● Work to be completed:
Write out only the tail of the records, beginning at the line containing "Convert this screenshot" and including the last line, exactly as written.

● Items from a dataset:
== == ==
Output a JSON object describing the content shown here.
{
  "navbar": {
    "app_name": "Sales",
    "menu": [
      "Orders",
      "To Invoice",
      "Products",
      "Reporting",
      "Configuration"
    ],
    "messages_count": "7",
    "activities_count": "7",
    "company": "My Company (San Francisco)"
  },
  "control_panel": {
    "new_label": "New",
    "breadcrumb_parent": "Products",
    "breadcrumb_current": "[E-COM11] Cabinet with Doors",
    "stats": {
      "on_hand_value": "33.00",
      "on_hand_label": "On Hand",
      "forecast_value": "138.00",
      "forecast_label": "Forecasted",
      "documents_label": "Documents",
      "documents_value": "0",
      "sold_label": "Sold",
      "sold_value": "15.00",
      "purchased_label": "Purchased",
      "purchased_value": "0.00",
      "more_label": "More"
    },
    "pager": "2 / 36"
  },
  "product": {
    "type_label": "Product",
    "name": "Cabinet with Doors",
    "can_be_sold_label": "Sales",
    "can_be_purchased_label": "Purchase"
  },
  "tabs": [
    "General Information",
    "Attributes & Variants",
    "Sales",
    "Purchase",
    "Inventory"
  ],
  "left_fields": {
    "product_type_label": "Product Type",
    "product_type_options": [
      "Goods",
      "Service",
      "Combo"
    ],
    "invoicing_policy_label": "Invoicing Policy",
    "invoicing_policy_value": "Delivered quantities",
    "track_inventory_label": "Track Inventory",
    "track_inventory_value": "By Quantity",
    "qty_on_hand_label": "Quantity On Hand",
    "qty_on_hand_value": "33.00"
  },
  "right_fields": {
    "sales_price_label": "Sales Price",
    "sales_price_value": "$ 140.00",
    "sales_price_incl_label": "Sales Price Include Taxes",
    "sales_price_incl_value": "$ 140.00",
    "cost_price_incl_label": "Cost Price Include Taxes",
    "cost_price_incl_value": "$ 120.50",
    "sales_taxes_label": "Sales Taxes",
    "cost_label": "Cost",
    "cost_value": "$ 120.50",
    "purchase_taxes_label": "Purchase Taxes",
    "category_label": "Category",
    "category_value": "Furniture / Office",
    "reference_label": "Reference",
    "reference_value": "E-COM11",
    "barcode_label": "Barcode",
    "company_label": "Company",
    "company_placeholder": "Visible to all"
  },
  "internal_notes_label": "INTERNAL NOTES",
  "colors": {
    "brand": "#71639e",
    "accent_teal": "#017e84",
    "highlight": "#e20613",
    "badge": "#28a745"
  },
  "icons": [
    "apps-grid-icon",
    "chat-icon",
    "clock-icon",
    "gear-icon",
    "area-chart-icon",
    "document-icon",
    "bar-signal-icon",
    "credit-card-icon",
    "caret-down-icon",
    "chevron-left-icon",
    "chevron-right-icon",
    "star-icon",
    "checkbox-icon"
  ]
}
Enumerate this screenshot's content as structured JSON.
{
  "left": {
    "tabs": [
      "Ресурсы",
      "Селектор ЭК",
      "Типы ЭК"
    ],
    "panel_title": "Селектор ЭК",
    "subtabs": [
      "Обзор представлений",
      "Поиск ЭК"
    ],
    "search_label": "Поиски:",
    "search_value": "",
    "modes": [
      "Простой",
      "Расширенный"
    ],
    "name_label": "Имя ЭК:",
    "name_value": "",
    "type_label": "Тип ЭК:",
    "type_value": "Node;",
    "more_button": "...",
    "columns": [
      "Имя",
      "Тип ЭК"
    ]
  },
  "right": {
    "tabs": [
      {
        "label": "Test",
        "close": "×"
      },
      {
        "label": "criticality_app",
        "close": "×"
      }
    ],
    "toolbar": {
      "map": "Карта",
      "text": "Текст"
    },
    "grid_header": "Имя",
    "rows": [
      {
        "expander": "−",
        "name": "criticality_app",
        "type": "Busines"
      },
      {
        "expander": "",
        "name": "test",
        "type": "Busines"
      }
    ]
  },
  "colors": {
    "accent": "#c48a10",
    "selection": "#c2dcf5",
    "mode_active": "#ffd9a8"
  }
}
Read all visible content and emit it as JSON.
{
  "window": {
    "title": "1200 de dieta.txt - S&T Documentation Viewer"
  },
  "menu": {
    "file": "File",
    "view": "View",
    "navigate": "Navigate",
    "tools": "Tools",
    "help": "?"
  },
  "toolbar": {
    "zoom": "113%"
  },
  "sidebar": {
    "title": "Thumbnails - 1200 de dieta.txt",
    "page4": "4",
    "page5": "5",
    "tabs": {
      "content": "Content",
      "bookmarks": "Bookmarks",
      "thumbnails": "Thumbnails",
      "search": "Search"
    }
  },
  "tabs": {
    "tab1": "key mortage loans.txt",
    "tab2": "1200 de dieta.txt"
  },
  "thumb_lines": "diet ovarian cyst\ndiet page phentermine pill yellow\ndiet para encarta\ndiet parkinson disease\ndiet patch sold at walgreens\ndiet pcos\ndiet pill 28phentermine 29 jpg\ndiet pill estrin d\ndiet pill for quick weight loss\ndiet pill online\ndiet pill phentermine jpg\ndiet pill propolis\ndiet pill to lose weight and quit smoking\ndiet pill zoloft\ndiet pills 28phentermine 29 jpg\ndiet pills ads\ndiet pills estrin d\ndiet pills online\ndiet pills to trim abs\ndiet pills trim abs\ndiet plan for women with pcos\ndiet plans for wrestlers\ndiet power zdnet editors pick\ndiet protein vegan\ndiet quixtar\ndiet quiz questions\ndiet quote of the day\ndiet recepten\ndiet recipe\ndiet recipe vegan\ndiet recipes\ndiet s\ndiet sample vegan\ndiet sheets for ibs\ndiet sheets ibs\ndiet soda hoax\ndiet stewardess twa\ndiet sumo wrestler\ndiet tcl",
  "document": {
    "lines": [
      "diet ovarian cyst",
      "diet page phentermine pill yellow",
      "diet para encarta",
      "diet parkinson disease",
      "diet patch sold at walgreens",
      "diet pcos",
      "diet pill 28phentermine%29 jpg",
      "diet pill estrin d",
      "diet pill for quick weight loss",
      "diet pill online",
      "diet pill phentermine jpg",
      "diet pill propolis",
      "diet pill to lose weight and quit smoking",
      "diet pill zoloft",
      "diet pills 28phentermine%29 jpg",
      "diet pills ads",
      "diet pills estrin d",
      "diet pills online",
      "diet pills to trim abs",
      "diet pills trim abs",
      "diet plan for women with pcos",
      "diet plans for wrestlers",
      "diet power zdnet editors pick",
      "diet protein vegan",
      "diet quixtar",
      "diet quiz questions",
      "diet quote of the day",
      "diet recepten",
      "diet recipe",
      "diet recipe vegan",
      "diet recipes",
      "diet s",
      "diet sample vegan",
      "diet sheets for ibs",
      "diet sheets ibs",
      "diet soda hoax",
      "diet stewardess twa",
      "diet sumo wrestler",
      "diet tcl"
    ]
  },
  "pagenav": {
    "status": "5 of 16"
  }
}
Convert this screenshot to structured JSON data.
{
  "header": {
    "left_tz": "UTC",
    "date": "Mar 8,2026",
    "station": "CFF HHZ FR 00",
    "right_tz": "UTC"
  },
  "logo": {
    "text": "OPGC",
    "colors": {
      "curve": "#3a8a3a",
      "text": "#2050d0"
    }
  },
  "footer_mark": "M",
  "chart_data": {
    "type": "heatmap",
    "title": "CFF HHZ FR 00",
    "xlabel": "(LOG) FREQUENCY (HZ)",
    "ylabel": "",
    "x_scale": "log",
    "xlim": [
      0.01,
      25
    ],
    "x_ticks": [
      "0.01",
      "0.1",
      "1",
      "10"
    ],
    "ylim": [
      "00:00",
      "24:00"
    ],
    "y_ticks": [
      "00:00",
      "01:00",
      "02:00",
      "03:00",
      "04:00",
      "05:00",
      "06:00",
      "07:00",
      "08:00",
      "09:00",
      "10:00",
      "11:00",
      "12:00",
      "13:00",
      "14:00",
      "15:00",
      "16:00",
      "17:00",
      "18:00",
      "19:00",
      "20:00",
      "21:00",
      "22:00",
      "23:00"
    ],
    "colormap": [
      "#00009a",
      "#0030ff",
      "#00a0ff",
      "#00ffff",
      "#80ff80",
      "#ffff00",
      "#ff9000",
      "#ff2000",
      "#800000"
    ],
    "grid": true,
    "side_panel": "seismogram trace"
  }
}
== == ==
● Written response:
Convert this screenshot to structured JSON data.
{
  "header": {
    "left_tz": "UTC",
    "date": "Mar 8,2026",
    "station": "CFF HHZ FR 00",
    "right_tz": "UTC"
  },
  "logo": {
    "text": "OPGC",
    "colors": {
      "curve": "#3a8a3a",
      "text": "#2050d0"
    }
  },
  "footer_mark": "M",
  "chart_data": {
    "type": "heatmap",
    "title": "CFF HHZ FR 00",
    "xlabel": "(LOG) FREQUENCY (HZ)",
    "ylabel": "",
    "x_scale": "log",
    "xlim": [
      0.01,
      25
    ],
    "x_ticks": [
      "0.01",
      "0.1",
      "1",
      "10"
    ],
    "ylim": [
      "00:00",
      "24:00"
    ],
    "y_ticks": [
      "00:00",
      "01:00",
      "02:00",
      "03:00",
      "04:00",
      "05:00",
      "06:00",
      "07:00",
      "08:00",
      "09:00",
      "10:00",
      "11:00",
      "12:00",
      "13:00",
      "14:00",
      "15:00",
      "16:00",
      "17:00",
      "18:00",
      "19:00",
      "20:00",
      "21:00",
      "22:00",
      "23:00"
    ],
    "colormap": [
      "#00009a",
      "#0030ff",
      "#00a0ff",
      "#00ffff",
      "#80ff80",
      "#ffff00",
      "#ff9000",
      "#ff2000",
      "#800000"
    ],
    "grid": true,
    "side_panel": "seismogram trace"
  }
}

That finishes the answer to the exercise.